2 Low energy lighting
Replacement of traditional light bulbs with energy saving recommended ones will reduce lighting costs over the lifetime of the bulb, and they last up to 12 times longer than ordinary light bulbs. Also consider selecting low energy light fittings when redecorating; contact the Lighting Association for your nearest stockist of Domestic Energy Efficient Lighting Scheme fittings.

Higher cost measures (typically over £500 each)

3 Cylinder thermostat
A hot water cylinder thermostat enables the boiler to switch off when the water in the cylinder reaches the required temperature; this minimises the amount of energy that is used and lowers fuel bills. The thermostat is temperature sensor that sends a signal to the boiler when the required temperature is reached. To be fully effective it needs to be sited in the correct position and hard wired in place, so it should be installed by a competent plumber or heating engineer.

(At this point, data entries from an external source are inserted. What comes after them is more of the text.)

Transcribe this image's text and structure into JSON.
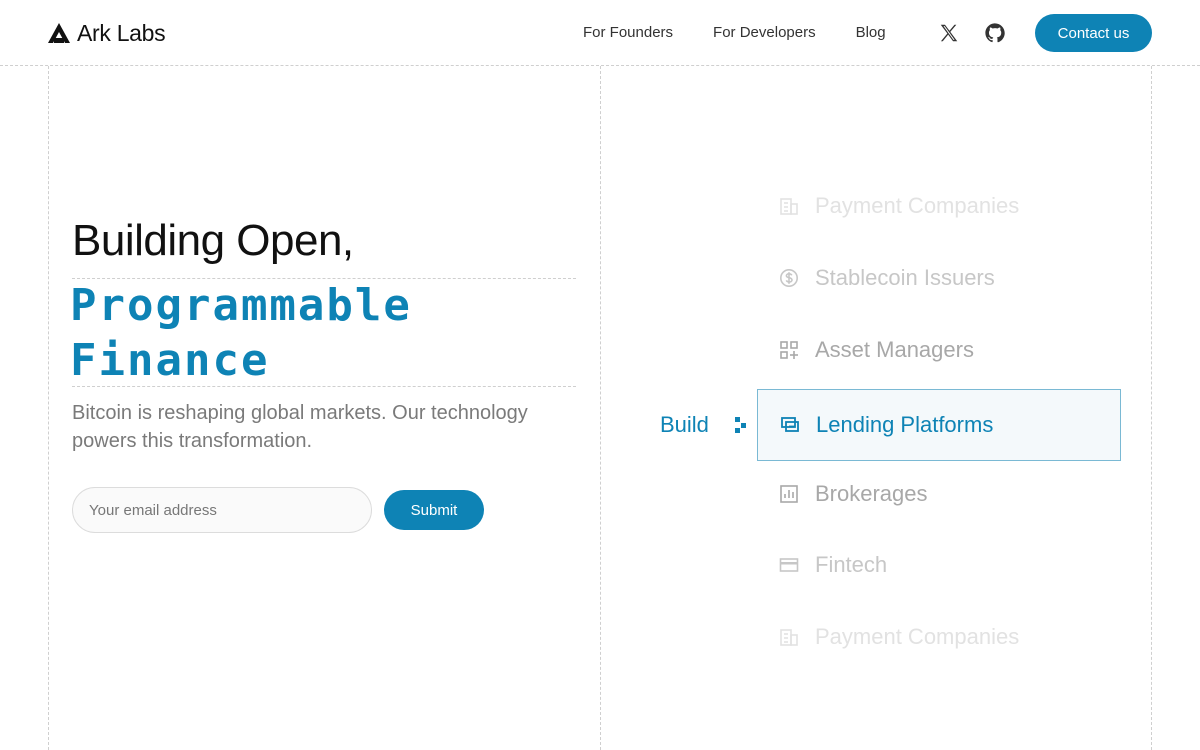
{
  "header": {
    "logo_text": "Ark Labs",
    "nav": [
      "For Founders",
      "For Developers",
      "Blog"
    ],
    "social_icons": [
      "x-twitter-icon",
      "github-icon"
    ],
    "contact_label": "Contact us"
  },
  "hero": {
    "line1": "Building Open,",
    "line2": "Programmable",
    "line3": "Finance",
    "subtitle": "Bitcoin is reshaping global markets. Our technology powers this transformation.",
    "email_placeholder": "Your email address",
    "submit_label": "Submit"
  },
  "carousel": {
    "prefix": "Build",
    "active_index": 3,
    "items": [
      {
        "label": "Payment Companies",
        "icon": "building-icon"
      },
      {
        "label": "Stablecoin Issuers",
        "icon": "dollar-circle-icon"
      },
      {
        "label": "Asset Managers",
        "icon": "grid-plus-icon"
      },
      {
        "label": "Lending Platforms",
        "icon": "cards-icon"
      },
      {
        "label": "Brokerages",
        "icon": "bar-chart-icon"
      },
      {
        "label": "Fintech",
        "icon": "credit-card-icon"
      },
      {
        "label": "Payment Companies",
        "icon": "building-icon"
      }
    ]
  },
  "colors": {
    "accent": "#0e83b5",
    "text": "#111111",
    "muted": "#7a7a7a"
  }
}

4 Band A condensing boiler
A condensing boiler is capable of much higher efficiencies than other types of boiler, meaning it will burn less fuel to heat this property. This improvement is most appropriate when the existing central heating boiler needs repair or replacement, but there may be exceptional circumstances making this impractical.
Condensing boilers need a drain for the condensate which limits their location; remember this when considering remodelling the room containing the existing boiler even if the latter is to be retained for the time being (for example a kitchen makeover). Building Regulations apply to this work, so your local authority building control department should be informed, unless the installer is registered with a competent persons scheme¹ , and can therefore self-certify the work for Building Regulation compliance. Ask a qualified heating engineer to explain the options.

About the further measures to achieve even higher standards

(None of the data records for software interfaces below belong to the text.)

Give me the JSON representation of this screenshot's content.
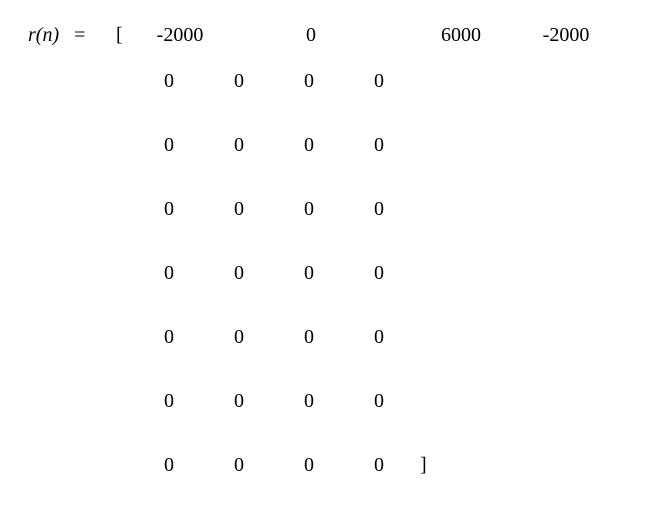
{
  "label": "r(n)",
  "eq": "=",
  "open": "[",
  "close": "]",
  "row1": {
    "a": "-2000",
    "b": "0",
    "c": "6000",
    "d": "-2000"
  },
  "rows": [
    {
      "a": "0",
      "b": "0",
      "c": "0",
      "d": "0"
    },
    {
      "a": "0",
      "b": "0",
      "c": "0",
      "d": "0"
    },
    {
      "a": "0",
      "b": "0",
      "c": "0",
      "d": "0"
    },
    {
      "a": "0",
      "b": "0",
      "c": "0",
      "d": "0"
    },
    {
      "a": "0",
      "b": "0",
      "c": "0",
      "d": "0"
    },
    {
      "a": "0",
      "b": "0",
      "c": "0",
      "d": "0"
    },
    {
      "a": "0",
      "b": "0",
      "c": "0",
      "d": "0"
    }
  ],
  "chart_data": {
    "type": "table",
    "title": "r(n) matrix definition",
    "rows": [
      [
        -2000,
        null,
        0,
        null,
        6000,
        -2000
      ],
      [
        0,
        0,
        0,
        0
      ],
      [
        0,
        0,
        0,
        0
      ],
      [
        0,
        0,
        0,
        0
      ],
      [
        0,
        0,
        0,
        0
      ],
      [
        0,
        0,
        0,
        0
      ],
      [
        0,
        0,
        0,
        0
      ],
      [
        0,
        0,
        0,
        0
      ]
    ]
  }
}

Further measures that could deliver even higher standards for this home.

5 Double glazing
Double glazing is the term given to a system where two panes of glass are made up into a sealed unit.
Replacing existing single-glazed windows with double glazing will improve comfort in the home by reducing draughts and cold spots near windows. Double-glazed windows may also reduce noise, improve security and combat problems with condensation. Building Regulations apply to this work, so either use a contractor who is registered with a competent persons scheme1 or obtain advice from your local authority building control department.

6 Solar photovoltaics (PV) panels
A solar PV system is one which converts light directly into electricity via panels placed on the roof with no waste and no emissions. This electricity is used throughout the home in the same way as the electricity purchased from an energy supplier. The Solar Trade Association has up-to-date information on local installers who are qualified electricians and any grant that may be available. . Planning restrictions may apply in certain neighbourhoods and you should check this with the local authority. Building Regulations apply to this work, so your local authority building control department should be informed, unless the installer is registered with a competent persons scheme¹ , and can therefore self-certify the work for Building Regulation compliance. Ask a suitably qualified electrician to explain the options.

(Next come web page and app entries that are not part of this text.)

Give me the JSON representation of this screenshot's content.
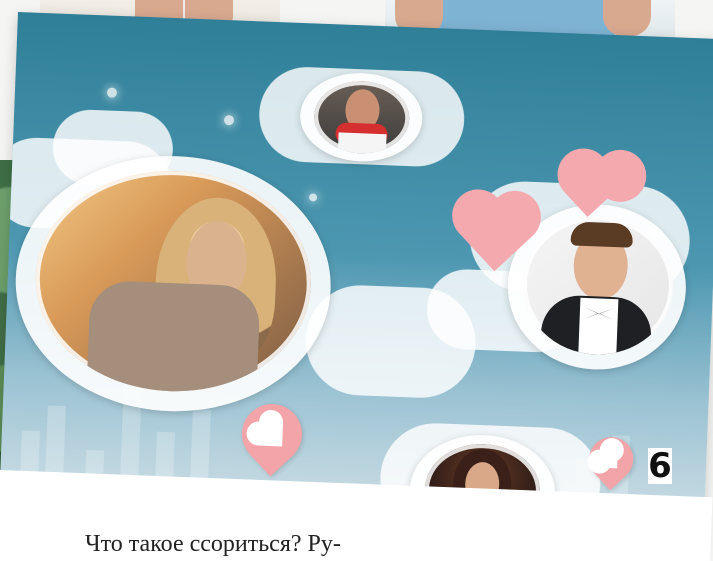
{
  "page": {
    "page_number": "6",
    "body_text": "Что такое ссориться? Ру-"
  },
  "colors": {
    "sky_top": "#2f7f98",
    "sky_mid": "#4d97b1",
    "sky_bottom": "#d6e3e9",
    "pin_pink": "#f2a4a8",
    "text_black": "#111111"
  }
}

¹ For information on competent persons schemes enter "existing competent person schemes" into an internet search engine or contact your local Energy Saving Trust advice centre on 0800 512 012.